CardioSmart News

While FDA-approved weight loss drugs show promise, we have a long way to go in understanding their long-term impact on heart health, based on a recent review published in the Journal of the American College of Cardiology.

This review focused on three new drugs recently approved to treat obesity, including liraglutide, naltrexone-bupropion, and phentermine-topiramate. These drugs are currently approved by the U.S. Food and Drug Administration for the management of obesity and show promise in combatting growing obesity rates. However, experts wonder about their long-term effect on heart health, especially since previously approved weight-loss drugs like sibutramine and fenfluramine were eventually withdrawn from the market due to negative cardiovascular effects.

The good news, according to authors, is that the FDA has since set a higher bar for current weight loss drugs. All three drugs have passed a stricter safety assessment and continue to be assessed now that they’re on the market. Authors report that overall, liraglutide, naltrexone-bupropion and phentermine-topiramate generally have favorable effects on heart health, including lowering blood sugar and cholesterol levels. Liraglutide and naltrexone-bupropion also appear to boost HDL or “good” cholesterol levels.

However, the heart health benefits from drug-assisted weight loss are fewer than those associated with weight loss achieved without medication. For example, liraglutide, naltrexone-bupropion, and phentermine-topiramate appear to improve blood pressure levels overall. But these benefits are less than would be expected from weight loss with diet and lifestyle changes. While weight loss is generally associated with reductions in heart rate, current studies link all three drugs to increased heart rate. 

Based on findings, authors highlight the need for additional research on liraglutide, naltrexone-bupropion, and phentermine-topiramate. After all, most studies have only had one year of follow-up, and none have specifically compared long-term effects of these drugs, especially as they relate to heart health.

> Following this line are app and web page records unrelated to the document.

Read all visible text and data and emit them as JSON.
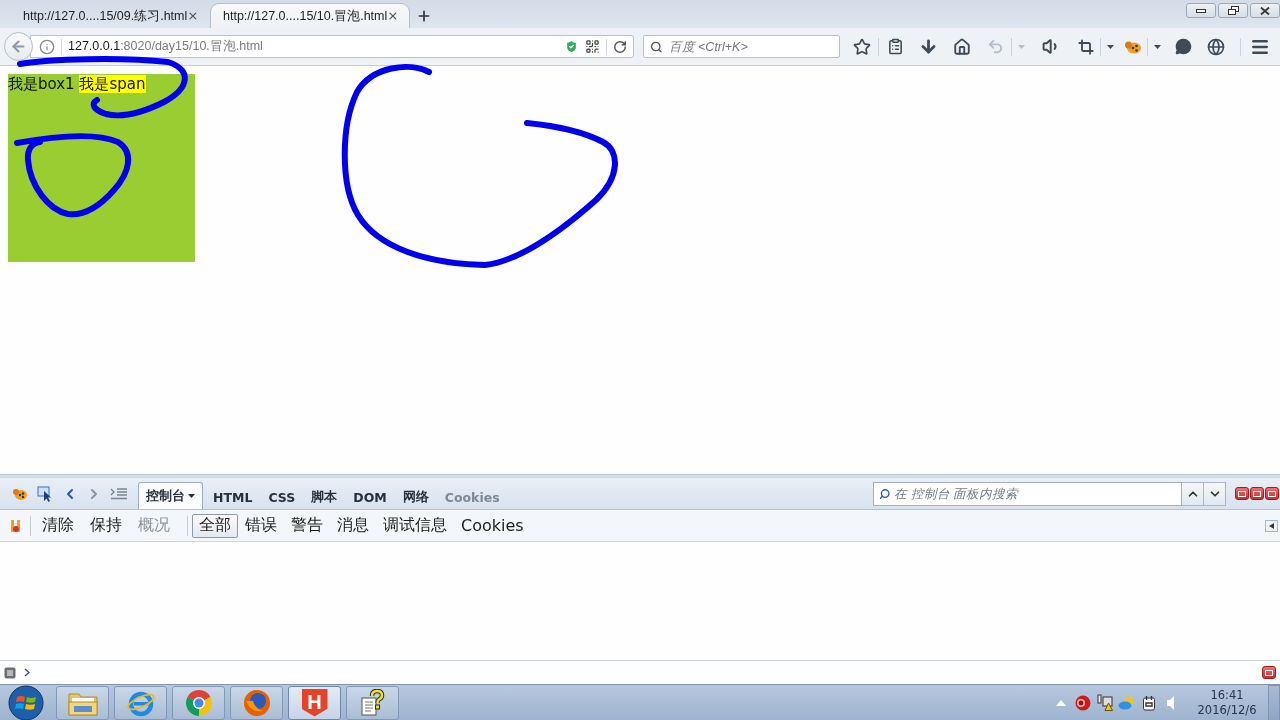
{
  "browser_tabs": [
    {
      "title": "http://127.0....15/09.练习.html",
      "selected": false
    },
    {
      "title": "http://127.0....15/10.冒泡.html",
      "selected": true
    }
  ],
  "address_bar": {
    "url_host": "127.0.0.1",
    "url_path": ":8020/day15/10.冒泡.html"
  },
  "search_bar": {
    "placeholder": "百度 <Ctrl+K>"
  },
  "page": {
    "box_text": "我是box1",
    "span_text": "我是span"
  },
  "firebug": {
    "tabs": [
      {
        "label": "控制台",
        "selected": true,
        "disabled": false
      },
      {
        "label": "HTML",
        "selected": false,
        "disabled": false
      },
      {
        "label": "CSS",
        "selected": false,
        "disabled": false
      },
      {
        "label": "脚本",
        "selected": false,
        "disabled": false
      },
      {
        "label": "DOM",
        "selected": false,
        "disabled": false
      },
      {
        "label": "网络",
        "selected": false,
        "disabled": false
      },
      {
        "label": "Cookies",
        "selected": false,
        "disabled": true
      }
    ],
    "search": {
      "placeholder": "在 控制台 面板内搜索"
    },
    "console_buttons": [
      {
        "label": "清除",
        "disabled": false
      },
      {
        "label": "保持",
        "disabled": false
      },
      {
        "label": "概况",
        "disabled": true
      }
    ],
    "filters": [
      {
        "label": "全部",
        "selected": true
      },
      {
        "label": "错误",
        "selected": false
      },
      {
        "label": "警告",
        "selected": false
      },
      {
        "label": "消息",
        "selected": false
      },
      {
        "label": "调试信息",
        "selected": false
      },
      {
        "label": "Cookies",
        "selected": false
      }
    ]
  },
  "taskbar": {
    "app_logo_letter": "H",
    "time": "16:41",
    "date": "2016/12/6"
  }
}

Authors also stress the need for patients to be informed about potential side effects of weight loss drugs, in addition to the absence of long-term outcomes data. Weight loss drugs are generally reserved for patients that have failed at weight loss. It’s important that patients are well-educated about their treatment options for obesity.

Read the full article in the Journal of the American College of Cardiology. Learn about CardioSmart's editorial process. Information provided for educational purposes only. Please talk to your health care professional about your specific needs.